Alexander Rofé's "Introduction to the Composition of the Pentateuch" (1999) is a short introduction into the way the Pentateuch is usually interpreted in historical-
Additional sources identified and challenges to this hypothesis by Form Criticism and History of Tradition not only make the standard hypothesis practically superfluous, but also show that the original model was strongly influenced by the unrealistic romanticism of 19th century Germany.
Rofé opts for fragments which were merged together mainly after the Babylonian exile, but reaffirms (1) real difficulties in the text, (2) caused by combining different sources, (3) style and content may identify authors, (4) some of the texts can be dated. Yet virtually all of the difficulties Rofé mentions allow for alternative interpretations in line with an integer and harmonious inspired text, and his other three points depend on these.
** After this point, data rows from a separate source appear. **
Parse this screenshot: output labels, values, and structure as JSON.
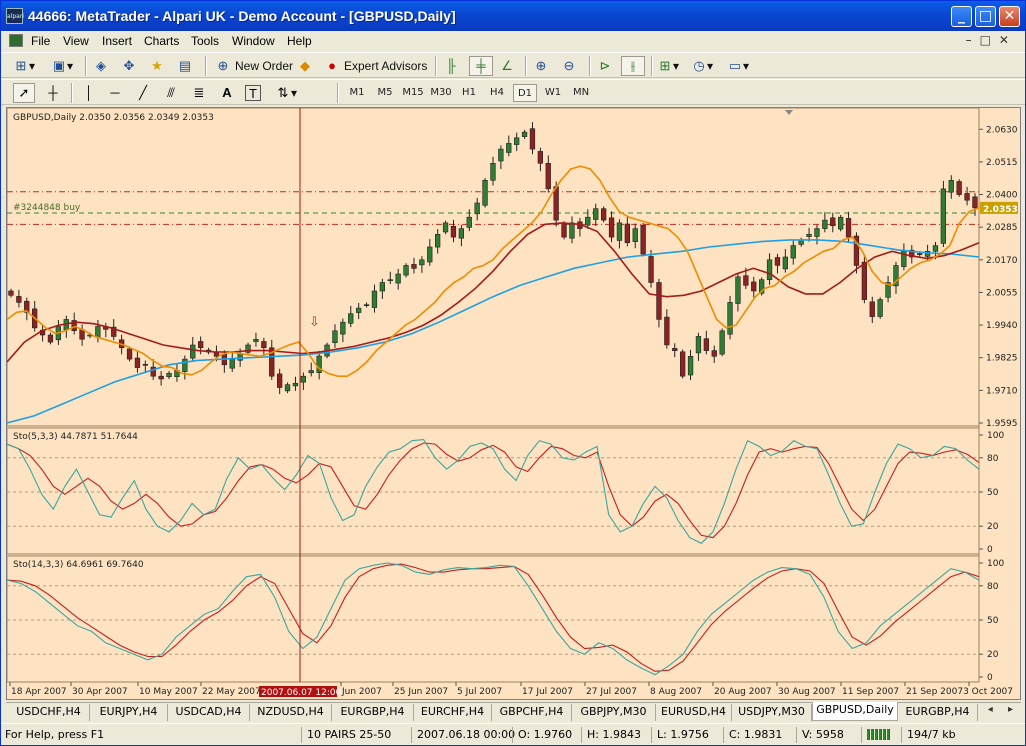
{
  "window": {
    "title": "44666: MetaTrader - Alpari UK - Demo Account - [GBPUSD,Daily]",
    "icon_text": "alpari"
  },
  "menu": [
    "File",
    "View",
    "Insert",
    "Charts",
    "Tools",
    "Window",
    "Help"
  ],
  "toolbar": {
    "new_order": "New Order",
    "expert_advisors": "Expert Advisors"
  },
  "timeframes": {
    "items": [
      "M1",
      "M5",
      "M15",
      "M30",
      "H1",
      "H4",
      "D1",
      "W1",
      "MN"
    ],
    "active": "D1"
  },
  "chart": {
    "main_label": "GBPUSD,Daily  2.0350 2.0356 2.0349 2.0353",
    "order_label": "#3244848 buy",
    "current_price": "2.0353",
    "stoch1_label": "Sto(5,3,3) 44.7871 51.7644",
    "stoch2_label": "Sto(14,3,3) 64.6961 69.7640",
    "crosshair_label": "2007.06.07 12:00",
    "price_ticks": [
      "2.0630",
      "2.0515",
      "2.0400",
      "2.0285",
      "2.0170",
      "2.0055",
      "1.9940",
      "1.9825",
      "1.9710",
      "1.9595"
    ],
    "stoch_ticks": [
      "100",
      "80",
      "50",
      "20",
      "0"
    ],
    "date_labels": [
      "18 Apr 2007",
      "30 Apr 2007",
      "10 May 2007",
      "22 May 2007",
      "Jun 2007",
      "25 Jun 2007",
      "5 Jul 2007",
      "17 Jul 2007",
      "27 Jul 2007",
      "8 Aug 2007",
      "20 Aug 2007",
      "30 Aug 2007",
      "11 Sep 2007",
      "21 Sep 2007",
      "3 Oct 2007"
    ],
    "colors": {
      "background": "#fde3c1",
      "up_candle": "#2e7d32",
      "down_candle": "#8b2323",
      "ma_fast": "#f08c00",
      "ma_mid": "#a31b1b",
      "ma_slow": "#1ea0e6",
      "stoch_main": "#3aa6a0",
      "stoch_signal": "#c81e1e"
    }
  },
  "tabs": {
    "items": [
      "USDCHF,H4",
      "EURJPY,H4",
      "USDCAD,H4",
      "NZDUSD,H4",
      "EURGBP,H4",
      "EURCHF,H4",
      "GBPCHF,H4",
      "GBPJPY,M30",
      "EURUSD,H4",
      "USDJPY,M30",
      "GBPUSD,Daily",
      "EURGBP,H4"
    ],
    "active": "GBPUSD,Daily"
  },
  "status": {
    "help": "For Help, press F1",
    "profile": "10 PAIRS 25-50",
    "datetime": "2007.06.18 00:00",
    "open": "O: 1.9760",
    "high": "H: 1.9843",
    "low": "L: 1.9756",
    "close": "C: 1.9831",
    "volume": "V: 5958",
    "traffic": "194/7 kb"
  },
  "chart_data": {
    "type": "candlestick",
    "symbol": "GBPUSD",
    "period": "Daily",
    "ylim": [
      1.9595,
      2.0645
    ],
    "last_ohlc": {
      "open": 2.035,
      "high": 2.0356,
      "low": 2.0349,
      "close": 2.0353
    },
    "closes": [
      2.0045,
      2.002,
      1.9985,
      1.993,
      1.9905,
      1.988,
      1.9935,
      1.996,
      1.992,
      1.989,
      1.9905,
      1.9935,
      1.9925,
      1.99,
      1.986,
      1.982,
      1.979,
      1.98,
      1.976,
      1.975,
      1.977,
      1.978,
      1.982,
      1.987,
      1.986,
      1.9845,
      1.983,
      1.98,
      1.982,
      1.984,
      1.987,
      1.989,
      1.986,
      1.976,
      1.972,
      1.973,
      1.9735,
      1.976,
      1.978,
      1.9831,
      1.987,
      1.992,
      1.995,
      1.998,
      2.0,
      2.001,
      2.006,
      2.009,
      2.01,
      2.012,
      2.015,
      2.014,
      2.017,
      2.0215,
      2.026,
      2.03,
      2.025,
      2.028,
      2.032,
      2.037,
      2.045,
      2.051,
      2.056,
      2.058,
      2.06,
      2.062,
      2.056,
      2.051,
      2.042,
      2.031,
      2.025,
      2.03,
      2.028,
      2.032,
      2.035,
      2.031,
      2.025,
      2.03,
      2.023,
      2.028,
      2.019,
      2.009,
      1.996,
      1.987,
      1.985,
      1.976,
      1.983,
      1.99,
      1.985,
      1.983,
      1.992,
      2.002,
      2.011,
      2.008,
      2.006,
      2.01,
      2.017,
      2.015,
      2.018,
      2.022,
      2.024,
      2.026,
      2.028,
      2.031,
      2.029,
      2.032,
      2.025,
      2.015,
      2.003,
      1.997,
      2.003,
      2.009,
      2.015,
      2.02,
      2.018,
      2.019,
      2.02,
      2.022,
      2.042,
      2.045,
      2.04,
      2.038,
      2.0353
    ],
    "ma_fast": [
      1.996,
      1.9985,
      1.999,
      1.996,
      1.993,
      1.991,
      1.992,
      1.9935,
      1.992,
      1.99,
      1.989,
      1.988,
      1.987,
      1.9855,
      1.984,
      1.9815,
      1.9795,
      1.979,
      1.977,
      1.9765,
      1.978,
      1.981,
      1.9835,
      1.9845,
      1.984,
      1.9835,
      1.983,
      1.984,
      1.9855,
      1.987,
      1.988,
      1.984,
      1.979,
      1.977,
      1.976,
      1.976,
      1.978,
      1.981,
      1.985,
      1.988,
      1.991,
      1.994,
      1.996,
      1.999,
      2.002,
      2.006,
      2.009,
      2.011,
      2.014,
      2.015,
      2.017,
      2.021,
      2.024,
      2.027,
      2.03,
      2.034,
      2.04,
      2.045,
      2.049,
      2.05,
      2.049,
      2.045,
      2.039,
      2.034,
      2.032,
      2.031,
      2.03,
      2.029,
      2.028,
      2.025,
      2.02,
      2.012,
      2.004,
      1.996,
      1.993,
      1.994,
      1.999,
      2.004,
      2.007,
      2.008,
      2.011,
      2.013,
      2.016,
      2.018,
      2.02,
      2.021,
      2.024,
      2.025,
      2.02,
      2.013,
      2.009,
      2.008,
      2.011,
      2.014,
      2.016,
      2.017,
      2.019,
      2.022,
      2.03,
      2.034,
      2.0353
    ],
    "ma_mid": [
      1.981,
      1.988,
      1.992,
      1.994,
      1.995,
      1.9945,
      1.993,
      1.991,
      1.989,
      1.987,
      1.986,
      1.985,
      1.9845,
      1.9845,
      1.985,
      1.985,
      1.9845,
      1.984,
      1.9845,
      1.9855,
      1.9865,
      1.988,
      1.9895,
      1.9915,
      1.994,
      1.9975,
      2.002,
      2.007,
      2.013,
      2.02,
      2.026,
      2.0295,
      2.03,
      2.0295,
      2.027,
      2.02,
      2.012,
      2.005,
      2.004,
      2.0045,
      2.006,
      2.009,
      2.012,
      2.014,
      2.012,
      2.0075,
      2.005,
      2.005,
      2.009,
      2.014,
      2.018,
      2.02,
      2.0185,
      2.0175,
      2.0185,
      2.0205,
      2.023
    ],
    "ma_slow": [
      1.9595,
      1.962,
      1.966,
      1.97,
      1.974,
      1.977,
      1.98,
      1.9815,
      1.982,
      1.9825,
      1.983,
      1.9835,
      1.9845,
      1.986,
      1.988,
      1.991,
      1.995,
      1.9995,
      2.004,
      2.008,
      2.011,
      2.014,
      2.016,
      2.018,
      2.019,
      2.02,
      2.0215,
      2.0225,
      2.0235,
      2.024,
      2.024,
      2.0235,
      2.022,
      2.0205,
      2.0195,
      2.019,
      2.018
    ],
    "order_level": 2.0335,
    "red_levels": [
      2.041,
      2.0295
    ],
    "stoch_fast": [
      92,
      88,
      70,
      48,
      35,
      55,
      70,
      50,
      30,
      28,
      45,
      60,
      35,
      20,
      15,
      25,
      40,
      30,
      35,
      62,
      80,
      70,
      74,
      62,
      52,
      65,
      82,
      75,
      45,
      25,
      30,
      55,
      72,
      85,
      88,
      95,
      96,
      80,
      70,
      78,
      90,
      93,
      88,
      70,
      60,
      82,
      95,
      92,
      80,
      78,
      85,
      90,
      30,
      15,
      20,
      40,
      55,
      45,
      25,
      10,
      5,
      15,
      40,
      70,
      95,
      90,
      82,
      86,
      95,
      90,
      88,
      65,
      40,
      20,
      22,
      50,
      75,
      92,
      88,
      80,
      82,
      90,
      88,
      78,
      70
    ],
    "stoch_slow": [
      92,
      88,
      82,
      70,
      55,
      48,
      55,
      62,
      55,
      42,
      35,
      40,
      48,
      40,
      28,
      20,
      22,
      30,
      33,
      45,
      60,
      72,
      74,
      70,
      62,
      58,
      65,
      75,
      72,
      55,
      38,
      35,
      48,
      65,
      78,
      88,
      93,
      92,
      83,
      77,
      80,
      87,
      91,
      85,
      72,
      68,
      80,
      90,
      88,
      82,
      80,
      85,
      55,
      30,
      20,
      28,
      42,
      48,
      40,
      25,
      12,
      10,
      20,
      40,
      65,
      85,
      88,
      85,
      88,
      90,
      89,
      75,
      55,
      35,
      25,
      35,
      55,
      75,
      85,
      84,
      82,
      85,
      87,
      83,
      76
    ],
    "stoch2_fast": [
      85,
      82,
      75,
      65,
      55,
      45,
      40,
      30,
      25,
      20,
      15,
      20,
      35,
      45,
      55,
      60,
      75,
      88,
      90,
      70,
      40,
      25,
      35,
      60,
      85,
      95,
      98,
      100,
      98,
      92,
      90,
      94,
      96,
      95,
      96,
      98,
      97,
      80,
      60,
      40,
      25,
      20,
      30,
      25,
      15,
      8,
      2,
      10,
      20,
      40,
      55,
      65,
      75,
      85,
      92,
      96,
      95,
      90,
      70,
      40,
      25,
      30,
      45,
      55,
      65,
      75,
      85,
      95,
      92,
      85
    ],
    "stoch2_slow": [
      85,
      84,
      80,
      72,
      62,
      52,
      44,
      36,
      28,
      22,
      18,
      18,
      28,
      40,
      50,
      57,
      67,
      80,
      88,
      82,
      60,
      38,
      30,
      45,
      70,
      88,
      95,
      98,
      99,
      96,
      92,
      92,
      94,
      95,
      95,
      96,
      97,
      90,
      72,
      52,
      35,
      25,
      26,
      28,
      22,
      12,
      5,
      6,
      14,
      30,
      46,
      58,
      68,
      78,
      87,
      93,
      95,
      93,
      82,
      58,
      35,
      28,
      36,
      48,
      58,
      68,
      78,
      88,
      92,
      88
    ]
  }
}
Of course, there are some different sources, e.g. in Genesis, but different subject matters, circumstances, and times may account for many of the style and vocabulary differences, even in text written by the same author. Considering the dearth of Hebrew texts of the time relevant for the Pentateuch, statistical significance for source division is probably impossible to achieve.
The Documentary Hypothesis has destroyed virtually all of Israel's history until the Babylonian exile, together with much of the theology, promises and prophecies of the Old Testament. As biblical faith is history-